Work required -
In the entries below, find each line bearing the string "time" and copy it.

Data records -
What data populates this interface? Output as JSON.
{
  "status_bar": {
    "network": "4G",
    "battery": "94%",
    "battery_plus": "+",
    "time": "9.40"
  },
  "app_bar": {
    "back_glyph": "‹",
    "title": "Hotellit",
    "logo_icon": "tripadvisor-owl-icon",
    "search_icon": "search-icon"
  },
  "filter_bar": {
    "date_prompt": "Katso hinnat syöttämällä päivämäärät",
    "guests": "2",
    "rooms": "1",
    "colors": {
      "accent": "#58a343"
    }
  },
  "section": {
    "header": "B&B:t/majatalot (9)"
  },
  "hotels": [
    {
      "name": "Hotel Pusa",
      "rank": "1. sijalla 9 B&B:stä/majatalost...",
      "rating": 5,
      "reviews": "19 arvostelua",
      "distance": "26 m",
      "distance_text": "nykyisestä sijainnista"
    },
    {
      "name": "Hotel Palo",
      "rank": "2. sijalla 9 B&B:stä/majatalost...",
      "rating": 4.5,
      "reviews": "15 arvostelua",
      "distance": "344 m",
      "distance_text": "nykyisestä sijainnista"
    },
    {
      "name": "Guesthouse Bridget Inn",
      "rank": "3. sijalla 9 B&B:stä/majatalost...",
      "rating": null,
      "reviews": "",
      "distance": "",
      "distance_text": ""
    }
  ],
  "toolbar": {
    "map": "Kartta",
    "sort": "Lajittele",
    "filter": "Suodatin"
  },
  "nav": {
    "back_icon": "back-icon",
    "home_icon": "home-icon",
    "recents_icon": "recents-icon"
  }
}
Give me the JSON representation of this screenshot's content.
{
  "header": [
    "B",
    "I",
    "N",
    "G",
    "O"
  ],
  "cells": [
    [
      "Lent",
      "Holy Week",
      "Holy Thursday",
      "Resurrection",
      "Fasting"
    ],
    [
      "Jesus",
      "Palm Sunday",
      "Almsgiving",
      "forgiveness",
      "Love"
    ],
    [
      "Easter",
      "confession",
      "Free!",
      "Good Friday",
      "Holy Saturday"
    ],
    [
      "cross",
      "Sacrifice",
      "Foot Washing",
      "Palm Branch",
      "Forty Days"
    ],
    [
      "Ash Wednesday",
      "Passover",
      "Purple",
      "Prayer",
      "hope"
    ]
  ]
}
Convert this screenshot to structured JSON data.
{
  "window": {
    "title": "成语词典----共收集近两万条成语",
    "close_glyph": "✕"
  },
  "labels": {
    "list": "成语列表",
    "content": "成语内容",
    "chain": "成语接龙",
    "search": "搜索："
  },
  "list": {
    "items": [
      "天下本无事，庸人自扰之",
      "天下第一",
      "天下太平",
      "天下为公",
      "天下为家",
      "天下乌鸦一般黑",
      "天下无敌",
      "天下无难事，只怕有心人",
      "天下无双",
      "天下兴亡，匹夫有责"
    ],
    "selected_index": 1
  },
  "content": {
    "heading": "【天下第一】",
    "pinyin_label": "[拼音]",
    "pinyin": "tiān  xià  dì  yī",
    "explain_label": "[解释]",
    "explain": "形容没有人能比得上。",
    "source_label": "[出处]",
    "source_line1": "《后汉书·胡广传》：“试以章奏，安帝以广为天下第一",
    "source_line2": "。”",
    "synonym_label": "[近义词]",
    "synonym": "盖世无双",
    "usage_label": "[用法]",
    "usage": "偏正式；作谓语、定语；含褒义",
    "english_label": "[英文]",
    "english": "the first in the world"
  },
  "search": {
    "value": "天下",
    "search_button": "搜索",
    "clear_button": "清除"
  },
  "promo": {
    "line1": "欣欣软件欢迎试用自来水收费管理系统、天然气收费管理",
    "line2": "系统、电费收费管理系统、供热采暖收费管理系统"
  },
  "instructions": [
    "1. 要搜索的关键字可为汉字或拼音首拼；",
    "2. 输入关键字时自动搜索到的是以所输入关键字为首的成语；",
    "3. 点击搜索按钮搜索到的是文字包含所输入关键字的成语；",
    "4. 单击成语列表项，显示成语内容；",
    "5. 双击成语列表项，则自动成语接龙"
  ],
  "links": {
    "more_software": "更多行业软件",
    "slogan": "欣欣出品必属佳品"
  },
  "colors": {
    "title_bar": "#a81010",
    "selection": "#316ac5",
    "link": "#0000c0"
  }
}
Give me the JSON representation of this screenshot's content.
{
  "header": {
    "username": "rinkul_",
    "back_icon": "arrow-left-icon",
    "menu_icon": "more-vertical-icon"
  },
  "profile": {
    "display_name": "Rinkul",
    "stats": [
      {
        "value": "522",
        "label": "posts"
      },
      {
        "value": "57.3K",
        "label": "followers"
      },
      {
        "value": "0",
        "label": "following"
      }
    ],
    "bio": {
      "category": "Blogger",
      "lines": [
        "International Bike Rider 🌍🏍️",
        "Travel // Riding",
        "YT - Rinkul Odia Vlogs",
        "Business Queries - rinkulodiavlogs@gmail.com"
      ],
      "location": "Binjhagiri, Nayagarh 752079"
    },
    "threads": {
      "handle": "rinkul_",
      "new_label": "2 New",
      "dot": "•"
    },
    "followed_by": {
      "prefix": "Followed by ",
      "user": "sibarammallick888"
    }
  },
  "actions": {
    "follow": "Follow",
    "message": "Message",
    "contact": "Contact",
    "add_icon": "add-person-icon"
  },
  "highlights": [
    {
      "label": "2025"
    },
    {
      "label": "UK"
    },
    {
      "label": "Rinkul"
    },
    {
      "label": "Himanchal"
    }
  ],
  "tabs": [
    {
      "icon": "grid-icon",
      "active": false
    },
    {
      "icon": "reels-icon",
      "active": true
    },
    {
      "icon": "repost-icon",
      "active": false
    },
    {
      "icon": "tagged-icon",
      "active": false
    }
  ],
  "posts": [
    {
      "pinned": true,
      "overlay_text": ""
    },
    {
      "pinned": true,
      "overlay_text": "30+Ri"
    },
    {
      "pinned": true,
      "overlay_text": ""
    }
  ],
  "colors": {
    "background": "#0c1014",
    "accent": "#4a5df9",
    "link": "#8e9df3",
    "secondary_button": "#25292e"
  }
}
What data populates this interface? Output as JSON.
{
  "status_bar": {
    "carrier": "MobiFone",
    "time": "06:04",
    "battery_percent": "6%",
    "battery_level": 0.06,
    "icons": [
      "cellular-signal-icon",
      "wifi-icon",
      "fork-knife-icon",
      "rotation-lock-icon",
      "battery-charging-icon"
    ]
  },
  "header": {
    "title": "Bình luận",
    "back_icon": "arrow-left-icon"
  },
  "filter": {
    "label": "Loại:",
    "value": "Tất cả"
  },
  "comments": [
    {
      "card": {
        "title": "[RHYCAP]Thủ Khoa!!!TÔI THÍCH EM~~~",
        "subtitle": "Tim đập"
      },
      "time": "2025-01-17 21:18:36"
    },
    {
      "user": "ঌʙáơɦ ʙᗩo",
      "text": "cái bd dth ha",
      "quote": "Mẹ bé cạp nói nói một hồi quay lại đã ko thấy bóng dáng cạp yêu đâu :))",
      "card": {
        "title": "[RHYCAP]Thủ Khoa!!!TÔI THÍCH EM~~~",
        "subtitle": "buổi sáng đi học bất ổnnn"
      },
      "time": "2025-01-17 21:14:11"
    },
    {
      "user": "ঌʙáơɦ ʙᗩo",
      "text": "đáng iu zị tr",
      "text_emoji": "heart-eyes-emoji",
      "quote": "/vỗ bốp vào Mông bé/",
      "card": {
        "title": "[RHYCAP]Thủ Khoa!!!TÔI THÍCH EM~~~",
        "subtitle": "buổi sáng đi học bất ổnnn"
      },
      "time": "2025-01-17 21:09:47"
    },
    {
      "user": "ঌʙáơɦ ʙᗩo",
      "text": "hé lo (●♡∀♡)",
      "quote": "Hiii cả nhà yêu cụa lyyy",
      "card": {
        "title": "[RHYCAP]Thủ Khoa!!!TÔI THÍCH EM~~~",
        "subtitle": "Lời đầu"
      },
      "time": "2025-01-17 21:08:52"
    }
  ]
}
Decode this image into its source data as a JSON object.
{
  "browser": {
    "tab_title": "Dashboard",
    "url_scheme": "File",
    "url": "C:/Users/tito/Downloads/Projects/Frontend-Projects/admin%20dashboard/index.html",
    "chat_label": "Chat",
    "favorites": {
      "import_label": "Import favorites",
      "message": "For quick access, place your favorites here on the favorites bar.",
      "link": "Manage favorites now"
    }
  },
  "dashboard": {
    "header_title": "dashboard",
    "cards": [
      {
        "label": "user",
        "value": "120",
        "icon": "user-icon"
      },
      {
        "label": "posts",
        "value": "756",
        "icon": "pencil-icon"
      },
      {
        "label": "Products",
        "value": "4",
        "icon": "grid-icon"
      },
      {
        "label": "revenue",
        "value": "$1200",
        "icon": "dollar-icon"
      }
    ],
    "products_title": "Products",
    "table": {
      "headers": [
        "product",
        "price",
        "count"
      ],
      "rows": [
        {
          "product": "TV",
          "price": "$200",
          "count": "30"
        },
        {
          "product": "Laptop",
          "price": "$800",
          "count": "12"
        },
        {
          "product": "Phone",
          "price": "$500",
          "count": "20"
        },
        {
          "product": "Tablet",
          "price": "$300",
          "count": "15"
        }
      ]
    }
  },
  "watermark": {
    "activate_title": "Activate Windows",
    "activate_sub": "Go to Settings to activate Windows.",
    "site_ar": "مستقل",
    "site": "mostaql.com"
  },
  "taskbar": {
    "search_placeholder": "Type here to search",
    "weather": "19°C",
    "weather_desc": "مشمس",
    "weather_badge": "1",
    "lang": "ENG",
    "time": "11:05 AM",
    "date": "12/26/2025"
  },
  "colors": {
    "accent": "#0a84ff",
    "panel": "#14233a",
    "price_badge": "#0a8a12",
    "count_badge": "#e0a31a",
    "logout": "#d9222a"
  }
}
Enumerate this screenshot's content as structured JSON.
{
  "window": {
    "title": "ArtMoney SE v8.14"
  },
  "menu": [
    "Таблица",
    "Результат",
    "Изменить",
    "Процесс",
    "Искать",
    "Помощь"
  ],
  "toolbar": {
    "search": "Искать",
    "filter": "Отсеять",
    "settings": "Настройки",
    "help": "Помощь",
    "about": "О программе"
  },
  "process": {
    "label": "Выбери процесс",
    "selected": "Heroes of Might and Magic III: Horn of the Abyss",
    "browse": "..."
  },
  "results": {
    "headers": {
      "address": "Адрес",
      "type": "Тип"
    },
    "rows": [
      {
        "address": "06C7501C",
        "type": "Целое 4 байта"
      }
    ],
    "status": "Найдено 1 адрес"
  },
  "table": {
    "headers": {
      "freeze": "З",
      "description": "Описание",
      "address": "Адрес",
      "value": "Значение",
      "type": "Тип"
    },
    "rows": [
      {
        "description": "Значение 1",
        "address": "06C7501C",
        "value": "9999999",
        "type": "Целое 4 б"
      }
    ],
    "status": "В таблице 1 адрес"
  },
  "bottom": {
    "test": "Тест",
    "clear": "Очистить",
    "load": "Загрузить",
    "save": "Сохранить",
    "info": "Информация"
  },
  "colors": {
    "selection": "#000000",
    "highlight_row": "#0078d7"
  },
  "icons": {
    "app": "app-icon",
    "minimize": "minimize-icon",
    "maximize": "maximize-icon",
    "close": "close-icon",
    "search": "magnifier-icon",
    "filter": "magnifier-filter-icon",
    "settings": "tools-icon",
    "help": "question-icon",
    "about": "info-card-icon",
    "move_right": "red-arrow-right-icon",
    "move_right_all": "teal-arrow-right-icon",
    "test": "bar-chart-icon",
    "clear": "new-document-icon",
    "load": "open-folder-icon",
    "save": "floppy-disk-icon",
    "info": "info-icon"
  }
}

Task result -
    "time": "9.40"
    "time": "06:04",
      "time": "2025-01-17 21:18:36"
      "time": "2025-01-17 21:14:11"
      "time": "2025-01-17 21:09:47"
      "time": "2025-01-17 21:08:52"
    "time": "11:05 AM",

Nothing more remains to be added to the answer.